More going on at Gun Lab

With this post I am happy to note that Axel, a friend of gun lab, is back for a visit and as always we put him back to work. And unlike what most people think of me we did actually allow him some time off to go to the local gun show and stores.

This post is about the continuing work that is being done on the VG1-5.

This weekend was spent working on a number of projects by different people and in different shops.

Axel spent most of his time working on making a stock pattern for the rough cut and the finish router work.

Before I go into great detail on making the stock pattern I have to stress that some people just do not like to change there ways. We have a rather complete machine and wood working shop. So when you see the method that the pattern was make it is all Axel.

It started with a wood blank that was roughed out on the old stock fixture plate.

dsc_2786sThis a really scary fixture to use with a 3/4 horse power router especially toward the grip of the stock. Even though there is a bearing riding against the fixture

dsc_2788sit was still an interesting experience.

Axel took the rough shaped stock and fitted it to our test rifle.
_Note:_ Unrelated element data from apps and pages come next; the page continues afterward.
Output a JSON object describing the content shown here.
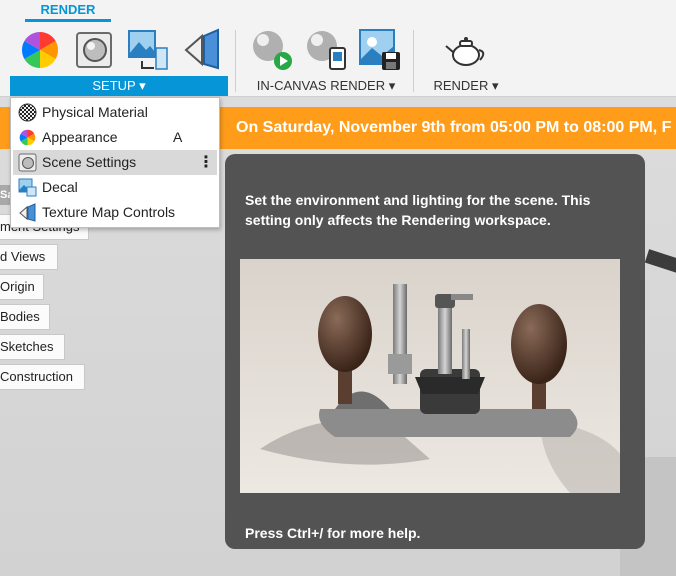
{
  "toolbar": {
    "active_tab": "RENDER",
    "groups": {
      "setup": "SETUP ▾",
      "in_canvas_render": "IN-CANVAS RENDER ▾",
      "render": "RENDER ▾"
    },
    "tools": [
      {
        "icon": "appearance-color-wheel-icon"
      },
      {
        "icon": "scene-settings-icon"
      },
      {
        "icon": "texture-map-icon"
      },
      {
        "icon": "decal-icon"
      },
      {
        "icon": "in-canvas-render-icon"
      },
      {
        "icon": "capture-image-icon"
      },
      {
        "icon": "save-render-icon"
      },
      {
        "icon": "render-teapot-icon"
      }
    ]
  },
  "setup_menu": {
    "items": [
      {
        "label": "Physical Material",
        "icon": "physical-material-icon",
        "shortcut": ""
      },
      {
        "label": "Appearance",
        "icon": "appearance-icon",
        "shortcut": "A"
      },
      {
        "label": "Scene Settings",
        "icon": "scene-settings-icon",
        "shortcut": "",
        "more": "⋮"
      },
      {
        "label": "Decal",
        "icon": "decal-icon",
        "shortcut": ""
      },
      {
        "label": "Texture Map Controls",
        "icon": "texture-map-icon",
        "shortcut": ""
      }
    ]
  },
  "banner": {
    "text": "On Saturday, November 9th from 05:00 PM to 08:00 PM, F"
  },
  "browser": {
    "collapsed_label": "Sa",
    "items": [
      "ment Settings",
      "d Views",
      "Origin",
      "Bodies",
      "Sketches",
      "Construction"
    ]
  },
  "tooltip": {
    "description": "Set the environment and lighting for the scene. This setting only affects the Rendering workspace.",
    "help": "Press Ctrl+/ for more help."
  },
  "colors": {
    "accent_blue": "#0696d7",
    "banner_orange": "#ff9d1a",
    "tooltip_bg": "#535353"
  }
}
A close up of the fit up.

dsc_2791sThen it was off to make a pattern that would make the same thing over and over but still allow for the minor differences that we are going to encounter.

Now this is the point where German stubbornness comes into play. We will just go back to the fact that we do have a couple of nice work shops and in the saw room is a really nice band saw.

dsc_2779sDid I mention that this tool works great on cutting Aluminum?

He did it the old fashion way  and when you don’t have much in the line of tools you use what you have and become expert with them. This is what Axel did.

He started by attaching the stock to the aluminum plate with the two stock screws and then a third point on the stock to firmly hold the blank to the plate.

He then marked out the stock out line.

Then he went to the drill press and drilled about a thousand holes,that may be a little exaggerated, but the number is close.

dsc_2776sThen he put the stock that he previously fitted to the rifle and and spent quite a bit of time, between guns shows and gun store visits, and files everything away that did not look like the stock.



When it was all said and over this is what it looked like.



So now the new process for making the stock will be to lay out the stock with the aluminum pattern, cut the stock out with the wood shop band saw.

dsc_2794sThen using the pattern cut the shape out on the router table using a straight cutter with a ball bearing guide.

dsc_2789sAfter the shape is cut out go back in with a radius cutter to cut the couture.

The final set will be to plug the third hole with a wooden dowel.

dsc_2783sMany thanks to Axel for his help this last weekend and we are a step closer to getting done.

2 comments to More going on at Gun Lab

  • Axel

    Stubborn? YEAH!!! (german) But open to learn new things. The only problem was – the wood shop (band saw) was occupied. So I had to take what was at hand. And cruising Phoenix for gun and pawn shops wasn’t much fun. Wickenburg gun show – very small and overpriced. I prefer my beloved Kingman :-) Everything close together and more old and cheap guns. But main reason was to be here at my friends from gunlab. As always very nice and hospitable. Great folks. Thanks a lot! Will be back soon.

  • Andrew Thomas

    I have designed a couple of revolver parts & want to find out if anyone else has thought of the same. Also anyone out there that could tell me if my ideas might work. I live in Australia & if you know anything about our gun laws you will know that I could probably get in trouble just for thinking about guns. So I’d like to know that my ideas are good before I go further. Thank you. Andrew

Leave a Reply





You can use these HTML tags

<a href="" title=""> <abbr title=""> <acronym title=""> <b> <blockquote cite=""> <cite> <code> <del datetime=""> <em> <i> <q cite=""> <strike> <strong>